-- Input material follows --

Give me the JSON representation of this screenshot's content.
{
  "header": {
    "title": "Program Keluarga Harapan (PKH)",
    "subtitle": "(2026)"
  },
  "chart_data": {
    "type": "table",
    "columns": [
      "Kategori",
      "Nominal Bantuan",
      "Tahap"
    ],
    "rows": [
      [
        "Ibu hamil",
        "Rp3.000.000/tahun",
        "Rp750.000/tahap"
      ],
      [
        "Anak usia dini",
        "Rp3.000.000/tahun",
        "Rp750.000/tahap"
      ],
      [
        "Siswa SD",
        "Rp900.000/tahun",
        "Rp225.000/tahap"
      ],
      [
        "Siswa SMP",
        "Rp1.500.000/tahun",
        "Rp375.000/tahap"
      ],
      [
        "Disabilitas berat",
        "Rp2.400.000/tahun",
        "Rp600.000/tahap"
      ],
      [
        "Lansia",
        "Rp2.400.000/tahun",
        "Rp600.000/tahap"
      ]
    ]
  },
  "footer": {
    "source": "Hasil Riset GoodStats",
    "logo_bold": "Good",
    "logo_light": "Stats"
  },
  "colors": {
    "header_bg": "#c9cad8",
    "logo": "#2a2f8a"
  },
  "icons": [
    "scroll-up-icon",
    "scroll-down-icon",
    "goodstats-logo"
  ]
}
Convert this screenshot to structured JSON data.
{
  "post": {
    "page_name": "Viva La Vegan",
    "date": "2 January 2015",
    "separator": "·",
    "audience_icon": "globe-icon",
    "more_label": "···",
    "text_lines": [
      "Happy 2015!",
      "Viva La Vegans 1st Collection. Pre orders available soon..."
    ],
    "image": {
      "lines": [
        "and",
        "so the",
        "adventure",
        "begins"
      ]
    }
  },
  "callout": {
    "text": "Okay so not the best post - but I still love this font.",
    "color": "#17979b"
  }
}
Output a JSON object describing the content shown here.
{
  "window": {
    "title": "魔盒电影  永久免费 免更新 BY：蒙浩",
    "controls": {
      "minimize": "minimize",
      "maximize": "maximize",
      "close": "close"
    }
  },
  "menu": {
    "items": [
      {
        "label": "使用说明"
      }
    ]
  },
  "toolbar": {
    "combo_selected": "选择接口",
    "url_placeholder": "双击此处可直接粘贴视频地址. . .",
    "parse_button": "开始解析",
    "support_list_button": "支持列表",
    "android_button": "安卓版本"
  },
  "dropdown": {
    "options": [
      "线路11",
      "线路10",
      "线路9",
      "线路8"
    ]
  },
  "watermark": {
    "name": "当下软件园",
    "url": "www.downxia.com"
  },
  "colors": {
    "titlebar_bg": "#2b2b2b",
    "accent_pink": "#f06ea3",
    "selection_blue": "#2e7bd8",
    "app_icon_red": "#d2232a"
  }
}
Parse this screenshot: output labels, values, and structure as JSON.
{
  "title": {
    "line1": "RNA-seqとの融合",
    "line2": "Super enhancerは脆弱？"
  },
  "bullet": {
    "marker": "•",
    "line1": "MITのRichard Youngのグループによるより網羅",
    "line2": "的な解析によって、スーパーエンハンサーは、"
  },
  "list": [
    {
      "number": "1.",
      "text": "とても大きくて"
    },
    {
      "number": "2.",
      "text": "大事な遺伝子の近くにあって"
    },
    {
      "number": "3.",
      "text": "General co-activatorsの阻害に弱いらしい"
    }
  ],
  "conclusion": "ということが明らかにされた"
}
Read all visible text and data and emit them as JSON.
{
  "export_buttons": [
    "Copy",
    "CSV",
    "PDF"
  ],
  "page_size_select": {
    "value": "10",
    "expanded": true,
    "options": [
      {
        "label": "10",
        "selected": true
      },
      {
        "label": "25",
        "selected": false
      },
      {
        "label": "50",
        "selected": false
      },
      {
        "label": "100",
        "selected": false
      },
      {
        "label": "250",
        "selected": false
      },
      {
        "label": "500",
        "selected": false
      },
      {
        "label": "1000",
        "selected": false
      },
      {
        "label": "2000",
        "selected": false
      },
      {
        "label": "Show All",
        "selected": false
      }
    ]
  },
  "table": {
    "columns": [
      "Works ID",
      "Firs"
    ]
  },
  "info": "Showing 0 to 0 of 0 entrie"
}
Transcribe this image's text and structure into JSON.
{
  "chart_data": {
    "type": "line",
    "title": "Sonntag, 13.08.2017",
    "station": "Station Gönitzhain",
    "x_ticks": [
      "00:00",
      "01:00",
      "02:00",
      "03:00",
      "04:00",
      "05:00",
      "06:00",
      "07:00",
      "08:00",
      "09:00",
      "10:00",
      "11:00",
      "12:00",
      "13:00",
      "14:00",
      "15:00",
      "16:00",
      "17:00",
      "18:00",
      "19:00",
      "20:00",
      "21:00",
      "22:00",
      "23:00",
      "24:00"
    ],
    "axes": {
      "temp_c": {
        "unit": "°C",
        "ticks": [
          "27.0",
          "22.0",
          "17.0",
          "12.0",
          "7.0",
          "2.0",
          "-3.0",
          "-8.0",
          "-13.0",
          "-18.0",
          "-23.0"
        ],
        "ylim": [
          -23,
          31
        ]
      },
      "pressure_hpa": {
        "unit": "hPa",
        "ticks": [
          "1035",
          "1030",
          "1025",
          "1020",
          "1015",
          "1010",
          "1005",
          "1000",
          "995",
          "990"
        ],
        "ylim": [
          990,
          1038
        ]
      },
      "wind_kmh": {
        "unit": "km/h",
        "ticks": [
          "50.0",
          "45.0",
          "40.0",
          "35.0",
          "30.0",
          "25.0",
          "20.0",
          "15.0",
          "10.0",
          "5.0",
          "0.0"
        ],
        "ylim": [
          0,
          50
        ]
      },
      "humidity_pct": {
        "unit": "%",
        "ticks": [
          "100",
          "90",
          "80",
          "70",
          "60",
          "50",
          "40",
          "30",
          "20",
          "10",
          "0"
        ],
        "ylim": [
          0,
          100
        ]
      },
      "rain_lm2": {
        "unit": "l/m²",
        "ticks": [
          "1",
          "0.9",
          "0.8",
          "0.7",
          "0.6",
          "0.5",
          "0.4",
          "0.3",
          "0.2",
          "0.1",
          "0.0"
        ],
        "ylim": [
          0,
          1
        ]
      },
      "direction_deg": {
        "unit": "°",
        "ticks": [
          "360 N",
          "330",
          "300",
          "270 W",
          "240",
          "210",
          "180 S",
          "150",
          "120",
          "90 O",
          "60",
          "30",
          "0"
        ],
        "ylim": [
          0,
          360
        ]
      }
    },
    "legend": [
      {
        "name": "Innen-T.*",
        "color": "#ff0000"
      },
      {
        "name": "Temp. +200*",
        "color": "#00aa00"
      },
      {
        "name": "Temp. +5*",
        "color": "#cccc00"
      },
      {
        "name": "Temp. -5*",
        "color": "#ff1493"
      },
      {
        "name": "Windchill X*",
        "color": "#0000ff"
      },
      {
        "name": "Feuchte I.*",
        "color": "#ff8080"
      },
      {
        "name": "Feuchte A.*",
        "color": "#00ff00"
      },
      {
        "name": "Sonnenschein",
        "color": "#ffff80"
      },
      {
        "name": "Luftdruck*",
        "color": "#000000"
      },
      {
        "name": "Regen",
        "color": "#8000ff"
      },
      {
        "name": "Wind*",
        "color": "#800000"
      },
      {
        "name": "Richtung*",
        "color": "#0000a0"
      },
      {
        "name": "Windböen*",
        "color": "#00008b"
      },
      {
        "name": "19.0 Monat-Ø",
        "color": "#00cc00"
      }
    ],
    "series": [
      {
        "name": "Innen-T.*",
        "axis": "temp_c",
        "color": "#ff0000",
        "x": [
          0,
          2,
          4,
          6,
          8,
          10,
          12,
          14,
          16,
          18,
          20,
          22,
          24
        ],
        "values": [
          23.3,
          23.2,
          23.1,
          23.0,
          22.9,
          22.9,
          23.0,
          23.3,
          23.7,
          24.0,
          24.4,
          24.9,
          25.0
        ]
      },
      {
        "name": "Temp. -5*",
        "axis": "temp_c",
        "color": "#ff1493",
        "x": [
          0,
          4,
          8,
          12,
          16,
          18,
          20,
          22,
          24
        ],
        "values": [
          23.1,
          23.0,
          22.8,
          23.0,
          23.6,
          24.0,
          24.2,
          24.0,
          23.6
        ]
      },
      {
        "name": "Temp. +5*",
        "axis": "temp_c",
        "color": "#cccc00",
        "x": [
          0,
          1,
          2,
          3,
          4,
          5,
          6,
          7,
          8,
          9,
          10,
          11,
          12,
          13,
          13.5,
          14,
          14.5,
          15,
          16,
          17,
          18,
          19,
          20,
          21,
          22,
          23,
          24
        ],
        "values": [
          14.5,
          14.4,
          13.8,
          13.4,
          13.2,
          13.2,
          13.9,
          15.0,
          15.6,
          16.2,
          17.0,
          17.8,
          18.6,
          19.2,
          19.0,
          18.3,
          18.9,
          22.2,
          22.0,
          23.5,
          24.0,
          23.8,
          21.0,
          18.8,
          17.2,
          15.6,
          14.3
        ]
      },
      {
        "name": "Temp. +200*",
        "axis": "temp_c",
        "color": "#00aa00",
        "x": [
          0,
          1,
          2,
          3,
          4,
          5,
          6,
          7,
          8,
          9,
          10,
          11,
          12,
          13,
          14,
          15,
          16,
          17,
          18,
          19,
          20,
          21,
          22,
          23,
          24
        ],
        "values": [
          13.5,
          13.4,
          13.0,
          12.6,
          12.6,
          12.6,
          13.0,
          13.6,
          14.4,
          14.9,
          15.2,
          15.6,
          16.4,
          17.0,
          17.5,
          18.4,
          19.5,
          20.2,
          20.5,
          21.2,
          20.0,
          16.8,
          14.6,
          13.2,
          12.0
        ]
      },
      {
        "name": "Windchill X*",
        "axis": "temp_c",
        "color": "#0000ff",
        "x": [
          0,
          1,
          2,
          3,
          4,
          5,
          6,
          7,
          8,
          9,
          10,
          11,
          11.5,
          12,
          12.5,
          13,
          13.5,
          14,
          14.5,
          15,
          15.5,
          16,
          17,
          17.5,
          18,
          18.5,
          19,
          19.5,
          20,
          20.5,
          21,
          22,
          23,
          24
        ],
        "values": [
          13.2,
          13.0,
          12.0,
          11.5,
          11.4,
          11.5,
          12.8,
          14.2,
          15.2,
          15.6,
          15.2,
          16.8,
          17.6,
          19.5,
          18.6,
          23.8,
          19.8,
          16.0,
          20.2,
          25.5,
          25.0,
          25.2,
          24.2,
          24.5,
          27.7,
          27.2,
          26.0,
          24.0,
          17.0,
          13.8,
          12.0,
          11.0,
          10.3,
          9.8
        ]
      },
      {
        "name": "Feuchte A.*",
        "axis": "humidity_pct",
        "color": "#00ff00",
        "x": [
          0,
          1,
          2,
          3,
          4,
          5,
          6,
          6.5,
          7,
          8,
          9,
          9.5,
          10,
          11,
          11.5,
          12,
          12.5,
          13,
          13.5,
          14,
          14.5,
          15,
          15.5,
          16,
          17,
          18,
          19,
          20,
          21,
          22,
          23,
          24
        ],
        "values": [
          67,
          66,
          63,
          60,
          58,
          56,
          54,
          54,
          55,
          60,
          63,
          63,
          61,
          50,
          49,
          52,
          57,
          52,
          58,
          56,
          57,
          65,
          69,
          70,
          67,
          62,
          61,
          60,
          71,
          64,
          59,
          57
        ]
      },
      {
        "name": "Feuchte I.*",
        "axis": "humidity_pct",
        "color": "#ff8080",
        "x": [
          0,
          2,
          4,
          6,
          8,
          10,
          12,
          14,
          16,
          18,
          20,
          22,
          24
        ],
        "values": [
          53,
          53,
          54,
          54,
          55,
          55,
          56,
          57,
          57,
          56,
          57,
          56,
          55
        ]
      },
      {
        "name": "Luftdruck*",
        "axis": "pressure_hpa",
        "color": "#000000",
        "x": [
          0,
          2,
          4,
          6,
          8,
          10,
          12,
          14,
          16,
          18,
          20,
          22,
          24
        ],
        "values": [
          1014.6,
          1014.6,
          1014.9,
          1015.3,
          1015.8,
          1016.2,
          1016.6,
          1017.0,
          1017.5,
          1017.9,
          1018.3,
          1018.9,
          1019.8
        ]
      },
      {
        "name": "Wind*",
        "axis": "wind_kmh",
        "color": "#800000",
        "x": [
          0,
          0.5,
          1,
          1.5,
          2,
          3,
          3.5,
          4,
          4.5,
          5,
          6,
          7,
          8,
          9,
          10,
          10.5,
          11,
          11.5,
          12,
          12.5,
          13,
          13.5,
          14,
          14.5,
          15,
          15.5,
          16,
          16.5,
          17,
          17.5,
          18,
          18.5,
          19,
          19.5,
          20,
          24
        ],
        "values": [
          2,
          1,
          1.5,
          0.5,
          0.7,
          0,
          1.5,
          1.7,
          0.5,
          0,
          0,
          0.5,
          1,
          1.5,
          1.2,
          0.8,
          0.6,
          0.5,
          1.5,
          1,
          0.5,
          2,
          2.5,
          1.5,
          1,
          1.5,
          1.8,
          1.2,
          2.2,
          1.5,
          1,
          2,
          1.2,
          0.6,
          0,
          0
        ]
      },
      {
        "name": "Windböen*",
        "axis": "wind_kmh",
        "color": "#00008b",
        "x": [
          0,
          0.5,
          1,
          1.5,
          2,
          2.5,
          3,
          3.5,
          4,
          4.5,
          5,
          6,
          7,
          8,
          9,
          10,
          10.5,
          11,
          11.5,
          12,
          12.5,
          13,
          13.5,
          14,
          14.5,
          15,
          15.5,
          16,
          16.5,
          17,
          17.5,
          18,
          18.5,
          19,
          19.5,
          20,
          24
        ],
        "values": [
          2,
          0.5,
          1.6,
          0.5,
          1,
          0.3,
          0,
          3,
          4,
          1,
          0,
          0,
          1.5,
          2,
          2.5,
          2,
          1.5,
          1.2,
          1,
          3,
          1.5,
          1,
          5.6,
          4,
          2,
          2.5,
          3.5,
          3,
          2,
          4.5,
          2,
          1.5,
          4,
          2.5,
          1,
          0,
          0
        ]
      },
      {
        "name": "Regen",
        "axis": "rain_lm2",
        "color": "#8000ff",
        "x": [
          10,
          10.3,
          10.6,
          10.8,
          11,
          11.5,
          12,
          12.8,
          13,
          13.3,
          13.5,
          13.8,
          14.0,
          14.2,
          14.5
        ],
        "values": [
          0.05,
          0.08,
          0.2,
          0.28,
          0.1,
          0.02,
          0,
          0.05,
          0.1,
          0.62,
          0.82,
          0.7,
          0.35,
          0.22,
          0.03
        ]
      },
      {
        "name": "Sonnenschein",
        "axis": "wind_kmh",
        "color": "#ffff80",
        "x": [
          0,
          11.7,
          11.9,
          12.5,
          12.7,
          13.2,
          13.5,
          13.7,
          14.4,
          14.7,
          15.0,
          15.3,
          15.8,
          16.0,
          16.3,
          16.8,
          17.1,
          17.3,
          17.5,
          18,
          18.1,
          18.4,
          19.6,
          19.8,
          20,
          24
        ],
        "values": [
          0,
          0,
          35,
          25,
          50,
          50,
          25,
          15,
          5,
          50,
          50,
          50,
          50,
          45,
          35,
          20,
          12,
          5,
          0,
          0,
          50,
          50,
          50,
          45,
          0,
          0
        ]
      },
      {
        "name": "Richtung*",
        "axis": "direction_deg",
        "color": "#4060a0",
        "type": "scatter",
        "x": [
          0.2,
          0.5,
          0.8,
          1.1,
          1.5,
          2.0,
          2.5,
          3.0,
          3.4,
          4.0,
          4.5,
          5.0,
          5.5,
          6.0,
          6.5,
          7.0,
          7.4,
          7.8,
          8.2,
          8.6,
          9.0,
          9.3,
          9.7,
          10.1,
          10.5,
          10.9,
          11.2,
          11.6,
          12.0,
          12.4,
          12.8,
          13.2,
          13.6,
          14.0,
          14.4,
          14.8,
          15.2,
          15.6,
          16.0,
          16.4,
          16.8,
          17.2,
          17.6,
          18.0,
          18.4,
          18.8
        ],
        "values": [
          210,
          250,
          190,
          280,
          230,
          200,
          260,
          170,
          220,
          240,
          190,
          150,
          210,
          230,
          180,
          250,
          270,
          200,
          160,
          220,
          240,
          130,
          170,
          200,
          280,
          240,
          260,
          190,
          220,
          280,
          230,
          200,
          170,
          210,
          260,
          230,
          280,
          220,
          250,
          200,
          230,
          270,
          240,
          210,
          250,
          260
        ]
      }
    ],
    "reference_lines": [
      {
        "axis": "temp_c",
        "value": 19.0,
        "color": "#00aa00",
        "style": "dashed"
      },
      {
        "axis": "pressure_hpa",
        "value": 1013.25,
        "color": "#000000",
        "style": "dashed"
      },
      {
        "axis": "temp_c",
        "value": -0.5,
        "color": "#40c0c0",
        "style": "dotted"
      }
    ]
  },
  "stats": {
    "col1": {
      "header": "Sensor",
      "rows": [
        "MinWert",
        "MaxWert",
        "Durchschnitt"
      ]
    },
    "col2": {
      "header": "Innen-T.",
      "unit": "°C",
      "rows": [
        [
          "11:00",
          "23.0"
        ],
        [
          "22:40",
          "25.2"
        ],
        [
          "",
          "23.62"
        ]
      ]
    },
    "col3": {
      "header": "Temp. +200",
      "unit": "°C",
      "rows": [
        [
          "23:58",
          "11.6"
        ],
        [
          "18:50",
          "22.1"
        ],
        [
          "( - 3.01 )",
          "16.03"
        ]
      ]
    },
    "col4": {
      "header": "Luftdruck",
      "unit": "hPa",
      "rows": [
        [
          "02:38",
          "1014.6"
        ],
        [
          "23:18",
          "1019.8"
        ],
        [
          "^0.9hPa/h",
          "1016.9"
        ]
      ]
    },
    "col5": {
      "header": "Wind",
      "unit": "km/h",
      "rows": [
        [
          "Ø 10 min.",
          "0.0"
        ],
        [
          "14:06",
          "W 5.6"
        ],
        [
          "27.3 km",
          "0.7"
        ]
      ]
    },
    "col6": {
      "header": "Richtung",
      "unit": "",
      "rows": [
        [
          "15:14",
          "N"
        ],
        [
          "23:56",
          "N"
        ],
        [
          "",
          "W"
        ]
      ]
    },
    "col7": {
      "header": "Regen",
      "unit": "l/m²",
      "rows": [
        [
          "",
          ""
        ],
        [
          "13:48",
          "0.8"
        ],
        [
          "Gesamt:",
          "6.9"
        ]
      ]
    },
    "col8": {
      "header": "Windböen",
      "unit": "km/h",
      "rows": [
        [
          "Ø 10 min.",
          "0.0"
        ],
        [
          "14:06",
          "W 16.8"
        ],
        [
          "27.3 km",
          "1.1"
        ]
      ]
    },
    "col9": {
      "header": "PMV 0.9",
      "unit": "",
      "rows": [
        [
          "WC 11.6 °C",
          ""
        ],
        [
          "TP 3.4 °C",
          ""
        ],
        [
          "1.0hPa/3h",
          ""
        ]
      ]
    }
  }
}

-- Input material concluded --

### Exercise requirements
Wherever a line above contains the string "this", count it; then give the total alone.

### The completed task
5